The Breeders Cup." Or, you can read another one in Psychology Today. In another "breeders" complain that the restaurant menu is unintelligible to their children. In another, an author complains saying "Breeders: your children do not make you superior." Perhaps the most intriguing is from First Things Blog "rage against the breeders" which quotes articles in The Weekly Standard and the Washington Post.
The disdainful term "breeders" is shocking enough but the bitterness, anger, and rage among those choosing to remain childless is even more distressing. Sure, who among us has not wondered in our hearts, get that kid out of church or out of the restaurant or out of the store when a parent is oblivious to the screams, rudeness, or loss of control on the part of their children.
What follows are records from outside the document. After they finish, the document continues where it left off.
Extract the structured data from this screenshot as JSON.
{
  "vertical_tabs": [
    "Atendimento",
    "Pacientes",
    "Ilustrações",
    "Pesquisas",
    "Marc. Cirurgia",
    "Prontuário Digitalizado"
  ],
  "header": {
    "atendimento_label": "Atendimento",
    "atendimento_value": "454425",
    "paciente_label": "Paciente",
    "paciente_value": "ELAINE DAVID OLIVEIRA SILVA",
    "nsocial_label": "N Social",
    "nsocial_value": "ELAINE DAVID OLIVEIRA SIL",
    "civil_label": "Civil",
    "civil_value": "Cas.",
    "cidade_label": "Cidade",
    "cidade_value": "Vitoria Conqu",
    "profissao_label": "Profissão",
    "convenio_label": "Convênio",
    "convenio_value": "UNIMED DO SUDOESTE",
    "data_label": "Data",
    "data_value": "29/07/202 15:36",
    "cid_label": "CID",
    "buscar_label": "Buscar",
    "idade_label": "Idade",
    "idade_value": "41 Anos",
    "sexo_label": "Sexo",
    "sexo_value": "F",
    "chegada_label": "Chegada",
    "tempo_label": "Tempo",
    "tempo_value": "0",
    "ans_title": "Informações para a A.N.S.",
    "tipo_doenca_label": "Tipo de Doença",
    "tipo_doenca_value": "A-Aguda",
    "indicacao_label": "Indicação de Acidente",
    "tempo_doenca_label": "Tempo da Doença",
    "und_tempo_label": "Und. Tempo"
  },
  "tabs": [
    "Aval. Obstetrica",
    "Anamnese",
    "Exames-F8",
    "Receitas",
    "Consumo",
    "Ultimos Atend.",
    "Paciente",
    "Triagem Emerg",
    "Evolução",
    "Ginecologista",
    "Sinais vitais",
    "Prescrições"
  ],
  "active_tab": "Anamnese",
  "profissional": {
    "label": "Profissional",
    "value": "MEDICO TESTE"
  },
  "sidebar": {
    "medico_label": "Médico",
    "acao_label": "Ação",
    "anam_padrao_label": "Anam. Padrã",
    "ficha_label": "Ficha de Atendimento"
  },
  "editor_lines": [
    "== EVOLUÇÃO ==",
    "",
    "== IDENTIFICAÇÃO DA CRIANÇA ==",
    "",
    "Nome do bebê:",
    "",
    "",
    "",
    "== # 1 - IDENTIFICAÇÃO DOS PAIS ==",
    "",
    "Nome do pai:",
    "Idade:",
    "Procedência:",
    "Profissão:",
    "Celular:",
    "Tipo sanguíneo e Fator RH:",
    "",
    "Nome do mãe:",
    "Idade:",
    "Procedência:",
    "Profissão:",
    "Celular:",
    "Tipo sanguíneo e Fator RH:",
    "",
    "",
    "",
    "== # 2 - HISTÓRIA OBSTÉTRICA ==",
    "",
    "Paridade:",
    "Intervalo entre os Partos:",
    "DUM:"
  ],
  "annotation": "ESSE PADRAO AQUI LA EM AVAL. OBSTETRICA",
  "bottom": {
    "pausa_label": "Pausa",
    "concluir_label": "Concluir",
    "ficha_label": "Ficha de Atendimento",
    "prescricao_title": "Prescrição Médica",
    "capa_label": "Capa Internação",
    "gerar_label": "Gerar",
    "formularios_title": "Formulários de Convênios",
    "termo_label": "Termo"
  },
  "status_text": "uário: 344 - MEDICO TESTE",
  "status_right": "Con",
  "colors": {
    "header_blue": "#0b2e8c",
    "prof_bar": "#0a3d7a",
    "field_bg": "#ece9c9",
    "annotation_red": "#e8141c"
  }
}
But how did we move from frustration directed against the parent to an intolerance for children?
A number of the authors in these articles focused on the stress children cause their parents (duh!) or the financial cost (is this news?!?) or the supposed disappointment of parents with parenting in general (who has not been there?). I read of the childless who think children should be kept locked up at home until they are adult and socialized (what happened to the folks writing this hogwash?). I heard statements that those choosing to remain childless are in the upper tiers of income, education, and professional vocations (where do these folks think they are going to find people to wait upon them or serve them if there are no "breeders?").
But then I think of how many congregations banish children from the Sanctuary with the so-called "Children's Church" that keeps the kids away from adults so that the adults can do their thing unhindered by the need to teach, nurture, or care for their kids. And then I think of how many folks insist that every time the church door is open, child care must be offered. And I think of the myriad of children who run around church buildings while their parents sit gabbing over coffee (oblivious to where their children are or what trouble they are getting into). Just maybe it is not only in the secular world that we have stopped viewing children as gifts from the Lord and parenting as the most sacred vocation within the home and community.
It is shocking to me that so many folks seem to think of kids as a huge burden upon them (even the children not theirs). It is shocking that in so many ways the Church has subtly reinforced this by banishing the kids to their own version of church (neatly out of the way of the adults). It is shocking to me that couples in premarital counseling often express uncertainty about whether or not they will have children and choose to delay children until other priorities in their lives are accomplished (most of them begin with ME).
Look around at the Sunday schools of our church body and you see empty rooms. Look around at the parochial schools closing or religious high schools closing for lack of children. Look around at the age of those who slap the sausage on your sausage biscuit or hand you your Big Mac at McDonalds. We are genuinely anti-abortion and pro-life but that has not kept us from being influenced by the few or none children choice that so many of our couples are making. Perhaps Rome is right, the availability and approval of varied forms of birth control have radically reshaped not only our understanding of marriage, but also of children. In the end we are being pushed further and further from the Scripture and tradition and it is a bold new world that at least this person does not want to enter...